In Japan, in 1942, there were six plants producing magnesium. Two plants in Korea and one in Taiwan were operated by Japanese companies. The metal produced in these plants was obtained from magnesite and brines by electrolysis and carbothermic production. Seawater was not used and no silicothermic methods were employed. Production of magnesium by the Japanese doubled during World War II and all of it was used as an alloying element in aluminum, for fighter planes (mainly the Zero), in pyrotechnics, and other war materials. By December 1945, 16 plants were operating in Japan, Korea, and Taiwan to supply Japan's war requirements. (9)
The 10,000-tpy German plant built in Norway in 1940 only operated for several years and was destroyed by bombs.
During the war, Russia increased magnesium production at Solikamsk. The plant at Zaporozhye, in the Dnieper Basin, came under danger from attacking forces. Much of the equipment was moved and key members of the plant staff were transferred to Solikamsk to assist in expanding magnesium production. After the close of the war, the 12,000-ton capacity plant at Aken in East Germany and the 20,000-ton capacity plant in the Soviet zone in Austria, were dismantled and taken to Russia. (10)
The largest major expansion of magnesium production came in the U.S. during 1940-1943. In 1940, Dow doubled the size of their Midland , Michigan plant which used brine for the source of magnesium chloride. At the same time, Dow started construction of its Freeport, Texas plant, which would use seawater as a magnesium chloride source. From 1941-1943, 15 magnesium plants were built in the U.S., 13 by the U.S. government. Of these, eight employed electrolytic processes, six used silicothermic processes, and one used the carbothermic process. U.S. production capacity reached 291,000 tpy in 1943.
In Canada, Dr. L. M. Pidgeon of the Canadian Research Council developed the thermal process that became known as the Pidgeon Process. This process used calcined dolomite and 75% FeSi ground, blended and briquetted into pellets that were charged into closed end, externally heated retorts. A 5,000-tpy plant was built at Haley, Ontario and quickly ramped up in production. This plant is still in operation today.

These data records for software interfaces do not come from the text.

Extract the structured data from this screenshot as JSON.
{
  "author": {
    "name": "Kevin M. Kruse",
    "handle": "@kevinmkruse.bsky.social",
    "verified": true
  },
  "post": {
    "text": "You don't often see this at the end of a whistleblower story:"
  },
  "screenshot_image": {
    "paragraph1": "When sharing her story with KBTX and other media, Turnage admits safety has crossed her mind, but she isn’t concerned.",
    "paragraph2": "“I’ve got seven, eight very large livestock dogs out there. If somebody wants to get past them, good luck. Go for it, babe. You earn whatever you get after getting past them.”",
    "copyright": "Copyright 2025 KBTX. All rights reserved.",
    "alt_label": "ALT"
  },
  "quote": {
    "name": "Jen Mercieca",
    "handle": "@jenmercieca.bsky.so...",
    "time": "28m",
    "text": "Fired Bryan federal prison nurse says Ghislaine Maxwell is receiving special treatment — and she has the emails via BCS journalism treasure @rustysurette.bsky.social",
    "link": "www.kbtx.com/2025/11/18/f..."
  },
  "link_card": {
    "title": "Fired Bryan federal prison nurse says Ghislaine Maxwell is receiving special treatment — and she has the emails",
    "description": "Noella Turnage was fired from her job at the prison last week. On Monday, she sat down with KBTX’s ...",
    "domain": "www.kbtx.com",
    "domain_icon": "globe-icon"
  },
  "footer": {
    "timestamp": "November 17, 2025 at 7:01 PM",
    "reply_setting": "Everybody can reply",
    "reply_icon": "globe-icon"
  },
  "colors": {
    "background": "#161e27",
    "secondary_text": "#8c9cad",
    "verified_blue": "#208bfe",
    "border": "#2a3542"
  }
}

Table 2. Magnesium production capacity in 1943
Source: Magnesium & Magnesium compounds, IC 8201, US Bureau of Mines, 1963.